A day with a sculptor in Ayllón

Ayllón is a village which lies 140kms North of Madrid. Situated in the province of Segovia, this place is known for its nature and historic buildings, which include churches, monuments and palaces. What’s less known is the history behind the name of the village. That’s why (on the day I flew to Brazil) I was lucky to visit Ayllón with José, who has a very unique relationship to its name. 

Ayllón: the story of a Jewish family

Now home to 1,250 inhabitants, the village of Ayllón once used to be home of a big Sephardic family who went by the name of Ayllón. As Jews were expelled from Spain in 1492, this family emigrated to various parts of the world, most of them ending up in Egypt. Centuries later, the family was forced into exile again, this time spreading over more than 12 different countries.

More than 500 years later, a man named Jack Aghion, was conducting a study on his genealogy. Merged into the study of his ancestry, he came across the village of Ayllón and decided to do a massive search on everyone with the same surname as him. He managed to find and contact over 50 Ayllóns, nowadays scattered around USA, Latin America, Canada, Europe and Australia.

In 2014, these people came together in Ayllón, to celebrate the family and to pay tribute to their ancestors. On the emotional occasion, they e.g. visited the old Jewish cemetary of El Pinarillo and were given gifts by the municipality. Jack Aghion was handed a bundle of keys as a symbol of the home and garden of his past. What’s more, the family of Ayllón donated a monument to the village as a commemoration of their visit. This monument was realized by two artists, of which one is…guess who? José!

José: sculptor from Madrid

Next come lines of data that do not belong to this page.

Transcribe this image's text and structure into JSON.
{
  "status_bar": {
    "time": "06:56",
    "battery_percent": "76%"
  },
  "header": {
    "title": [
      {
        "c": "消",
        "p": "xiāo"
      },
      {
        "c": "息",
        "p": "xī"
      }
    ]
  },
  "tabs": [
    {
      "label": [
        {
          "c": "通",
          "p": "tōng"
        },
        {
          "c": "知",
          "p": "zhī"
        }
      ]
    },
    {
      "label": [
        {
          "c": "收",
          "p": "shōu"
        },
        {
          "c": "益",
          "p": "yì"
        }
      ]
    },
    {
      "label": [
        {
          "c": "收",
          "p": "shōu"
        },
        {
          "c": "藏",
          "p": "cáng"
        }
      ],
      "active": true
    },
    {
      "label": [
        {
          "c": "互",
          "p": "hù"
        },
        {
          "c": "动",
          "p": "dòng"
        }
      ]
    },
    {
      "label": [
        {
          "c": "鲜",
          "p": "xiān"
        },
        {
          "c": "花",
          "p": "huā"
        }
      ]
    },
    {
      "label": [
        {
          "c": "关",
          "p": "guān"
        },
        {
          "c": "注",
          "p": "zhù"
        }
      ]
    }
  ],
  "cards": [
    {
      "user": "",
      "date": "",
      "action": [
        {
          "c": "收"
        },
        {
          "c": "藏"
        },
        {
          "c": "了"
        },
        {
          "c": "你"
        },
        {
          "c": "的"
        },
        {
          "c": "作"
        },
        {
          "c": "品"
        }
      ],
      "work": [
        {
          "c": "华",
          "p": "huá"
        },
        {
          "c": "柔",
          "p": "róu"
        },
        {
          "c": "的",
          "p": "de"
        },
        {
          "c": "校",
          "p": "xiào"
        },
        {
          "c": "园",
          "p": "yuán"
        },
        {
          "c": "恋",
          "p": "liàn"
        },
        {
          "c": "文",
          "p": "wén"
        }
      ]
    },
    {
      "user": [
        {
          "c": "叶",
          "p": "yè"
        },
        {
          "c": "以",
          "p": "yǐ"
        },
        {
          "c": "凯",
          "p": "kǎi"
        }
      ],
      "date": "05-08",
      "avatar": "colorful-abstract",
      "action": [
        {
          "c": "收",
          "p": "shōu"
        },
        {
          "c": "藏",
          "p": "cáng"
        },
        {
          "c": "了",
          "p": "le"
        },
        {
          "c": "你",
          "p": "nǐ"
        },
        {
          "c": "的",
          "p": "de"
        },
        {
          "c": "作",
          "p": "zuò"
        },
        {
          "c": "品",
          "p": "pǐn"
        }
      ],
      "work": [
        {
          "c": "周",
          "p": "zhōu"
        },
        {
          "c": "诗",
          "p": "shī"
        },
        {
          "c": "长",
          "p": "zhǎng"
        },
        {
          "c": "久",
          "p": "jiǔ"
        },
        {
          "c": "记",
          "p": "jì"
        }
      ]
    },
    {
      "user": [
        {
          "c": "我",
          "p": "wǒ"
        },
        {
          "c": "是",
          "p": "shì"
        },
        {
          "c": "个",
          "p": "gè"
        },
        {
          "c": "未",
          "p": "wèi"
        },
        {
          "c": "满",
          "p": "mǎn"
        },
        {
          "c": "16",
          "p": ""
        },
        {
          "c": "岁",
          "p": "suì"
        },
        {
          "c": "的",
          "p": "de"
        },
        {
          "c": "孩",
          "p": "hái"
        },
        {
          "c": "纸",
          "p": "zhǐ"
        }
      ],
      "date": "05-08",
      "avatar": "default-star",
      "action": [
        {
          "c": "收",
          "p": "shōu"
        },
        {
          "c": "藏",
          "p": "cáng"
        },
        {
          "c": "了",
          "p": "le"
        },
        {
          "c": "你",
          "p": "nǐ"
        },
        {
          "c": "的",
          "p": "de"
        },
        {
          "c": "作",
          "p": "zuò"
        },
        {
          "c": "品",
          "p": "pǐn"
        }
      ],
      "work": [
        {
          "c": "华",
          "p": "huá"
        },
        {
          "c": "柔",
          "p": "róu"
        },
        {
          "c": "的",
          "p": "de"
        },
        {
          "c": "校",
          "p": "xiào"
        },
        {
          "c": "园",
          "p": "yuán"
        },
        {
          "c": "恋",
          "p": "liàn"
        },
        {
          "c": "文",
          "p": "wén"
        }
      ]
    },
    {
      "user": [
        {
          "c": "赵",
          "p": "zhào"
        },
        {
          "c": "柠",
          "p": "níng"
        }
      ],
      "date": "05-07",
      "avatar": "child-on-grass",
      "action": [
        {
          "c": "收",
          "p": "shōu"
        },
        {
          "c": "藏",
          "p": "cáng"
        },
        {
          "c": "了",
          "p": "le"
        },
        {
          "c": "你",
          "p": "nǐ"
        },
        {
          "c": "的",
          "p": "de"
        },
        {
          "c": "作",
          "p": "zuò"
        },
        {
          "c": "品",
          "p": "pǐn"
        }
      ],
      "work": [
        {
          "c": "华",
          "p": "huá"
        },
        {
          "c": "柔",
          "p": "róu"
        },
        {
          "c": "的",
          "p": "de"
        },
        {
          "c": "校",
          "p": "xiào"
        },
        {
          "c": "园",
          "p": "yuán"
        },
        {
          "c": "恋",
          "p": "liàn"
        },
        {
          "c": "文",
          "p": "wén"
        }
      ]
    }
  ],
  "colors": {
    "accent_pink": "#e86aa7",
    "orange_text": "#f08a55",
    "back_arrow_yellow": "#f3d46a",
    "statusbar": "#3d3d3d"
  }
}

IMG_2111A sculptor from Madrid who studied at the Academy of Fine Arts of Madrid. He spent two months at a residence in Ayllón, working e.g. on the monument in the picture (it’s situated right next to the beautiful historic square, so if you ever visit Ayllón, don’t walk past it!). When I met him, he had just been to the Antarctica for 1,5 months for an artistic project, staying with the military and eating almost only meat. “The life there is harsh and amazingly calm”, he recalls. As for now, José lives in the cozy, cobblestone neighborhood of Malasaña (btw. this, La Letras and Lavapies were the neighborhoods that also Marta mentioned when talking about her favorite places in Madrid). When home, the thing he enjoys most is the company of his friends: sitting around with someone playing the guitar. One thing we did together in Madrid, which I definitely recommend to anyone going there in the summer, is the open air cinema in Parque de la Bombilla!

Alejandra: textile artist from Burgos

IMG_2130José’s flatmate Alejandra, originally from Burgos, visited Ayllón with us. About her new home city Madrid she says: “Up till now there’s nothing I dislike about the place. It’s big enough not to feel stuck and there’s always something interesting going on”.  A scholar from the Academy of Fine Arts in Bilbao, this lovely lady does textile work and is fascinated by the powerful status traditional handicraft has amongst women in Latin America. Yet, also her own work is beyond interesting. Like, have you ever thought about those sentences that turn you from a lover into a stranger? When you’re crazy about someone and all of the sudden that someone goes: “I don’t want anything serious”. Alejandra has. She has been dumped with such absurd sentences, that some time ago she decided to create textile works out of them. The result? A collection of quite hilarious explanations of why it just wasn’t meant to be. My favorite: “had we gone anal, this wouldn’t have happened”.

Juanma: gardener from Ayllón

IMG_2132During his sojourn in Ayllón a couple of years ago, José met Juanma – a local working as a gardener for the municipality. In his propriety this talkative bachelor has chicken (and a pet duck that follows him around wherever he goes), a swan, a vegetable garden all kinds of fruit etc. and a beautiful view on the Torre Vigía La Martina. When visiting his lands, Juanma taught me how to shoot (apparently as an act of self defense when cycling), yet quite contradictorily to this, what he said he loves most about Ayllón, is the calmness of his village. Although this man is born and bred in a small village, he gets by with English and has traveled to New York, Ghana, Senegal and Romania, among others. What struck me about Juanma was his curiosity for the minds of people who live differently from him.

Strangerless: how I met José?

I met José briefly when cycling through Bariloche, Argentina, in December 2015. I was couchsurfing with a local tango dancer and she had made plans to meet up with two Spanish guys at a milonga de tango. One of them was José. We talked a while, had a walk the next day and as happens with most people you meet when cycling, I thought I’d never see this dude again. Ah, these wonderful surprises of the universe!

Written by Sissi Korhonen
Exploring, interpreting and understanding cultures through local languages and people. An advocate for intercultural communication as a basis for diversity acceptance and human equality.